Keywords : epidemiology
GLOBAL PSYCHIATRY ARCHIVES,
2020, Volume 2, Issue 1, Pages 97-106
Obesity is associated with several somatic diseases and increased psychological burden. This study focused on two potential psychological predictors of the body mass index (BMI), childhood trauma and depressive symptoms.
We used three independent populations: two general population samples (Study of Health in Pomerania, SHIP-2, N = 1,657; SHIP-TREND-0, N = 3,278) and one patient sample (GANI_MED, N = 1,742). Childhood trauma was measured with the childhood trauma questionnaire (CTQ) and depression with the Beck Depression Inventory (BDI-II) in SHIP-2 and the Patient Health Questionnaire (PHQ-9) in SHIP-TREND-0 and GANI_MED. We investigated the impact of childhood trauma and depression on BMI. Furthermore, we used mediation analysis to assess whether depression was a significant mediator on the path from childhood trauma to adult BMI in each of the three samples.
In all the three populations, depressive symptoms exhibited a significant association towards higher BMI (p < 0.05). Childhood trauma was positively associated with BMI with significant associations in SHIP-TREND-0 (p < 0.001) and GANI_MED (p = 0.005). The relationship between CTQ and BMI was significantly partially mediated (p < 0.05) by depressive symptoms in SHIP-TREND-0 (38.0%) and GANI_MED (16.4%), in SHIP-2 results pointed in the same direction.
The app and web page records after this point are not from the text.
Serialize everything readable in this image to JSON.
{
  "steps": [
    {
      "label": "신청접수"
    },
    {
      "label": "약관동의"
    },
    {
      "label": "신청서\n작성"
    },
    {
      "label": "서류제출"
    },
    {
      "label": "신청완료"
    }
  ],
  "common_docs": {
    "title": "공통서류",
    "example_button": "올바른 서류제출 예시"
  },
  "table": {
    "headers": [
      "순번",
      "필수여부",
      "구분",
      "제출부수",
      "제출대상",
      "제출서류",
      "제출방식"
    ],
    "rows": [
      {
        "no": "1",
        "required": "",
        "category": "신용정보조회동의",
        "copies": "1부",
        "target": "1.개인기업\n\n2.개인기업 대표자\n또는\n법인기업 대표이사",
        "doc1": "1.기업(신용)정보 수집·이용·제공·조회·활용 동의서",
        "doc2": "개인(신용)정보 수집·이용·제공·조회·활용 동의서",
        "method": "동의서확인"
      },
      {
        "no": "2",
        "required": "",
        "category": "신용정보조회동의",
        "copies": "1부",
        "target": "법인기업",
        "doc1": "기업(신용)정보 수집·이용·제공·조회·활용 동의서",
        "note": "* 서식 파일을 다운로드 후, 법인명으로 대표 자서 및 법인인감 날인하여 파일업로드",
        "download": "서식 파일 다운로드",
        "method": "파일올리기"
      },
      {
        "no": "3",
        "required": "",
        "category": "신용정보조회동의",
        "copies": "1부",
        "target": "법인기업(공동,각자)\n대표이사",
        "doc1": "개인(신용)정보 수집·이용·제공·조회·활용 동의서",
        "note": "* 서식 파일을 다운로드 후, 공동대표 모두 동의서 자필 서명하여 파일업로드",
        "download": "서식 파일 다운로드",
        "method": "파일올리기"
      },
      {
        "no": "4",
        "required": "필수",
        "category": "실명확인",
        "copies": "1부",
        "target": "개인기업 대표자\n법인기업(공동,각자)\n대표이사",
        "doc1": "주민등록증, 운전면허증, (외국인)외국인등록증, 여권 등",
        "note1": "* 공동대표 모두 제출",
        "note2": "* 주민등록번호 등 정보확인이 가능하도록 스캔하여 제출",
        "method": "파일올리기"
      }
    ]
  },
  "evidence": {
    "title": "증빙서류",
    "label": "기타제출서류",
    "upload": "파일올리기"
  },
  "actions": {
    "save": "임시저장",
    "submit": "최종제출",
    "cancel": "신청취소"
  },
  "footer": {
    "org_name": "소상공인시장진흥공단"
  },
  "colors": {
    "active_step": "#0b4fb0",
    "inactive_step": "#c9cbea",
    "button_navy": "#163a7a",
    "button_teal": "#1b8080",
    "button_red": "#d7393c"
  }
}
All the trauma sub-dimensions, except sexual abuse, exhibited at least one significant association towards increased BMI in one of the samples.
Childhood trauma and depressive symptoms may be considered as causes of obesity. These results suggest that psychological treatments against obesity should address childhood maltreatment as well as depressive symptoms in their diagnostic assessment and could facilitate psychotherapeutic treatment when necessary.
Increased Risk of Attempted and Completed Suicide in Obsessive Compulsive Disorder: A Systematic Review of Follow-up Studies
GLOBAL PSYCHIATRY ARCHIVES,
2018, Volume 1, Issue 2, Pages 61-70
Obsessive compulsive disorder (OCD) is a severe, often long-term mental disorder. It may be independent from, or comorbid with other mental disorders, especially depression and anxiety disorders. Suicidal thoughts, ideations and ruminations are prevalent in subjects with OCD, but it is not yet clear if the incidences of attempted and completed suicides have increased in comparison with the general population and with other psychiatric disorders.
We conducted a systematic literature search on the incidence of suicide attempts and completed suicides in subjects with OCD. Search terms for Pubmed and Medline were OCD and suicide. We selected papers providing follow-up data on the incidence of attempted and completed suicide in OCD.
404 papers were initially identified. Only 8 papers covering six studies provided prospective data on attempted or completed suicide over a defined period in subjects with OCD, four studies included control subjects. Two studies providing follow-up data were limited to high-risk samples and did not provide enough data on the incidence of suicide in comparison with the general population. The conclusion that there is an increased risk of attempted and completed suicides in OCD can only be based on one large Swedish National Registry sample with an up to 44 year follow up. Psychiatric comorbidity is the most relevant risk factor for suicide.
Even though some studies report an increased incidence of attempted and completed suicides in OCD patients from selected high risk samples, the evidence from population based studies is mostly based on one large Swedish study. More long-term studies in the general population with a reduced risk of subject attrition are needed. Using a clear definition and assessment of suicidal behaviour and a common time-frame would improve the comparability of future studies.